What to produce >>
Each entry below is to be duplicated precisely.

** Data to examine follows **

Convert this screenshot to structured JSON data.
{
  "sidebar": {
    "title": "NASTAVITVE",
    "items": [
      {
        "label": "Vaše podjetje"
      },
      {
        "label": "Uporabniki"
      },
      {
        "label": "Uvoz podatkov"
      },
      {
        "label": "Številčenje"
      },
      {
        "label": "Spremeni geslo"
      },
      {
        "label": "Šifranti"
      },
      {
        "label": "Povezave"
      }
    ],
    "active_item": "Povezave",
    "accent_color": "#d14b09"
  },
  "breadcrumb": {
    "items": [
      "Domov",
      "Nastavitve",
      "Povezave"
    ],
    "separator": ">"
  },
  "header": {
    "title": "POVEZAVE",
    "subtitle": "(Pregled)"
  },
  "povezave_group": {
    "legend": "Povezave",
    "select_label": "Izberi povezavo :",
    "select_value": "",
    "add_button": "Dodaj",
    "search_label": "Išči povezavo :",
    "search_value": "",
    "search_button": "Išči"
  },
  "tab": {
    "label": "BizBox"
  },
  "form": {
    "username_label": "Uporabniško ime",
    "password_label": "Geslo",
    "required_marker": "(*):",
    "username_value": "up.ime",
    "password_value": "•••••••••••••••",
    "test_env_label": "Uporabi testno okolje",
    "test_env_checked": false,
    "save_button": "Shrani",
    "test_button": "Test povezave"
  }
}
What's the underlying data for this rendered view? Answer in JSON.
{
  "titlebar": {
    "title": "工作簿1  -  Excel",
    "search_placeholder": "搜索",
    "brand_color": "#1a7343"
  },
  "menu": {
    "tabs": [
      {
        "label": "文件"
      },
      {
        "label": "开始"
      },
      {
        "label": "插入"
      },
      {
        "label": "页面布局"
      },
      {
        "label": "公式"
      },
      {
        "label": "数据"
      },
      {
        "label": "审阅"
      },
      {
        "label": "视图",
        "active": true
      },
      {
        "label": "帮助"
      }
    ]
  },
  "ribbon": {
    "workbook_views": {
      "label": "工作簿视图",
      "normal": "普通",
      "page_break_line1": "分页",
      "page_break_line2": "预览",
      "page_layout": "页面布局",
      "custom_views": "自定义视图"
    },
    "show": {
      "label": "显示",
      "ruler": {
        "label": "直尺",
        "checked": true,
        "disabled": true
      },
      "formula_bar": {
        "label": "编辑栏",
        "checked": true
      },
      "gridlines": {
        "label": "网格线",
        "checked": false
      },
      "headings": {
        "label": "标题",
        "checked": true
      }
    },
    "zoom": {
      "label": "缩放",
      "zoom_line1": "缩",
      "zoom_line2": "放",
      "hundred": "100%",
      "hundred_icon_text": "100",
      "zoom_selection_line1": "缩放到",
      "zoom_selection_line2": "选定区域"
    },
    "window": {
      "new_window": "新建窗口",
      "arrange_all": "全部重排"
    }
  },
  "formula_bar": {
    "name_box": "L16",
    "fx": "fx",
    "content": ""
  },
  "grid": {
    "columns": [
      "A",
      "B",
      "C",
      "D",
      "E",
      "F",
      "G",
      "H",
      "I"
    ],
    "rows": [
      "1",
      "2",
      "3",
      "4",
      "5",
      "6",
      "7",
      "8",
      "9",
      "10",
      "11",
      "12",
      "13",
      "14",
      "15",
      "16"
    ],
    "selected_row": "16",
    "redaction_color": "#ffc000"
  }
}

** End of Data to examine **

Reply >>
Convert this screenshot to structured JSON data.
{
  "sidebar": {
    "title": "NASTAVITVE",
    "items": [
      {
        "label": "Vaše podjetje"
      },
      {
        "label": "Uporabniki"
      },
      {
        "label": "Uvoz podatkov"
      },
      {
        "label": "Številčenje"
      },
      {
        "label": "Spremeni geslo"
      },
      {
        "label": "Šifranti"
      },
      {
        "label": "Povezave"
      }
    ],
    "active_item": "Povezave",
    "accent_color": "#d14b09"
  },
  "breadcrumb": {
    "items": [
      "Domov",
      "Nastavitve",
      "Povezave"
    ],
    "separator": ">"
  },
  "header": {
    "title": "POVEZAVE",
    "subtitle": "(Pregled)"
  },
  "povezave_group": {
    "legend": "Povezave",
    "select_label": "Izberi povezavo :",
    "select_value": "",
    "add_button": "Dodaj",
    "search_label": "Išči povezavo :",
    "search_value": "",
    "search_button": "Išči"
  },
  "tab": {
    "label": "BizBox"
  },
  "form": {
    "username_label": "Uporabniško ime",
    "password_label": "Geslo",
    "required_marker": "(*):",
    "username_value": "up.ime",
    "password_value": "•••••••••••••••",
    "test_env_label": "Uporabi testno okolje",
    "test_env_checked": false,
    "save_button": "Shrani",
    "test_button": "Test povezave"
  }
}
What's the underlying data for this rendered view? Answer in JSON.
{
  "titlebar": {
    "title": "工作簿1  -  Excel",
    "search_placeholder": "搜索",
    "brand_color": "#1a7343"
  },
  "menu": {
    "tabs": [
      {
        "label": "文件"
      },
      {
        "label": "开始"
      },
      {
        "label": "插入"
      },
      {
        "label": "页面布局"
      },
      {
        "label": "公式"
      },
      {
        "label": "数据"
      },
      {
        "label": "审阅"
      },
      {
        "label": "视图",
        "active": true
      },
      {
        "label": "帮助"
      }
    ]
  },
  "ribbon": {
    "workbook_views": {
      "label": "工作簿视图",
      "normal": "普通",
      "page_break_line1": "分页",
      "page_break_line2": "预览",
      "page_layout": "页面布局",
      "custom_views": "自定义视图"
    },
    "show": {
      "label": "显示",
      "ruler": {
        "label": "直尺",
        "checked": true,
        "disabled": true
      },
      "formula_bar": {
        "label": "编辑栏",
        "checked": true
      },
      "gridlines": {
        "label": "网格线",
        "checked": false
      },
      "headings": {
        "label": "标题",
        "checked": true
      }
    },
    "zoom": {
      "label": "缩放",
      "zoom_line1": "缩",
      "zoom_line2": "放",
      "hundred": "100%",
      "hundred_icon_text": "100",
      "zoom_selection_line1": "缩放到",
      "zoom_selection_line2": "选定区域"
    },
    "window": {
      "new_window": "新建窗口",
      "arrange_all": "全部重排"
    }
  },
  "formula_bar": {
    "name_box": "L16",
    "fx": "fx",
    "content": ""
  },
  "grid": {
    "columns": [
      "A",
      "B",
      "C",
      "D",
      "E",
      "F",
      "G",
      "H",
      "I"
    ],
    "rows": [
      "1",
      "2",
      "3",
      "4",
      "5",
      "6",
      "7",
      "8",
      "9",
      "10",
      "11",
      "12",
      "13",
      "14",
      "15",
      "16"
    ],
    "selected_row": "16",
    "redaction_color": "#ffc000"
  }
}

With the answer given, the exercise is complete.